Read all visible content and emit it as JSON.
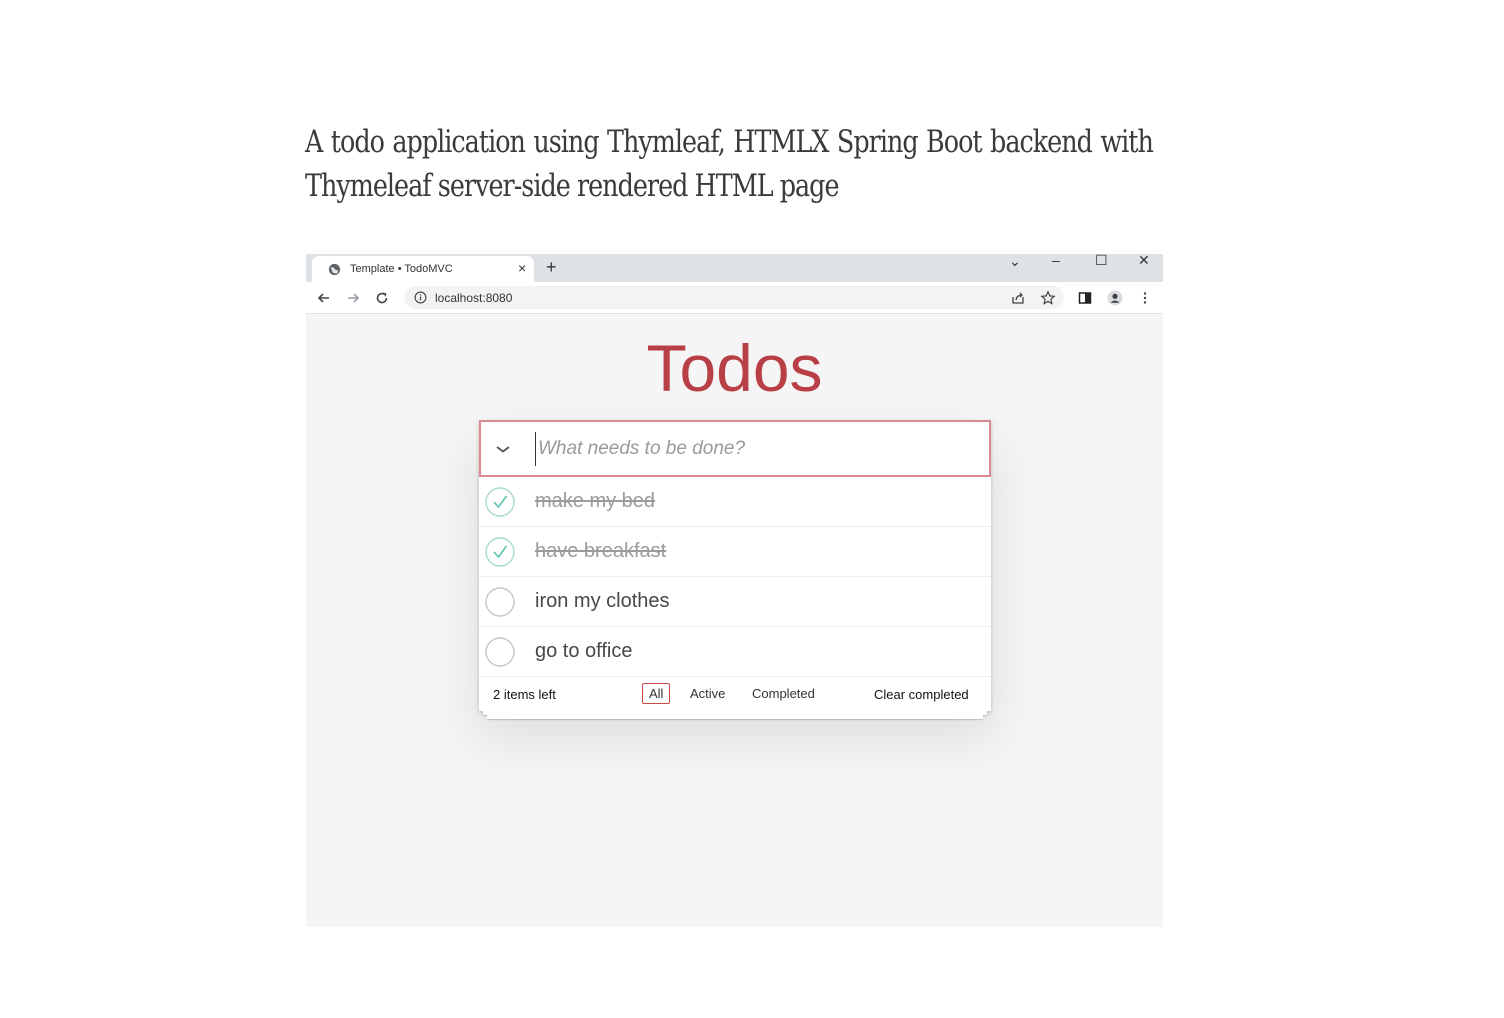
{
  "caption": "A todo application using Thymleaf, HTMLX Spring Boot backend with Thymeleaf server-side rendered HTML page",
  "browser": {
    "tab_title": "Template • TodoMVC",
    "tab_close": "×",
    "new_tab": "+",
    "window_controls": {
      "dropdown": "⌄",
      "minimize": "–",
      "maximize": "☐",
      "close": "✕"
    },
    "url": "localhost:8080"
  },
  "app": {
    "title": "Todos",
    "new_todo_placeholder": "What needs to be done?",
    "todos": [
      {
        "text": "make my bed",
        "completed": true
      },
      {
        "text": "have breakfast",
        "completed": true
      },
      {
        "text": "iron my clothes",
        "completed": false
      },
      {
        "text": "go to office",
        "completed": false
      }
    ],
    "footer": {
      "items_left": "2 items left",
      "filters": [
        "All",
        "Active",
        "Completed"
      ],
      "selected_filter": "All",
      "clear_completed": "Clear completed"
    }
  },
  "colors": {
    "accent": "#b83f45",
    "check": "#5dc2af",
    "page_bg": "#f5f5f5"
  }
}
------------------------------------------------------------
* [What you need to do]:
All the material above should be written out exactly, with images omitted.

* [Response for this exercise]:
Read all visible content and emit it as JSON.
{
  "caption": "A todo application using Thymleaf, HTMLX Spring Boot backend with Thymeleaf server-side rendered HTML page",
  "browser": {
    "tab_title": "Template • TodoMVC",
    "tab_close": "×",
    "new_tab": "+",
    "window_controls": {
      "dropdown": "⌄",
      "minimize": "–",
      "maximize": "☐",
      "close": "✕"
    },
    "url": "localhost:8080"
  },
  "app": {
    "title": "Todos",
    "new_todo_placeholder": "What needs to be done?",
    "todos": [
      {
        "text": "make my bed",
        "completed": true
      },
      {
        "text": "have breakfast",
        "completed": true
      },
      {
        "text": "iron my clothes",
        "completed": false
      },
      {
        "text": "go to office",
        "completed": false
      }
    ],
    "footer": {
      "items_left": "2 items left",
      "filters": [
        "All",
        "Active",
        "Completed"
      ],
      "selected_filter": "All",
      "clear_completed": "Clear completed"
    }
  },
  "colors": {
    "accent": "#b83f45",
    "check": "#5dc2af",
    "page_bg": "#f5f5f5"
  }
}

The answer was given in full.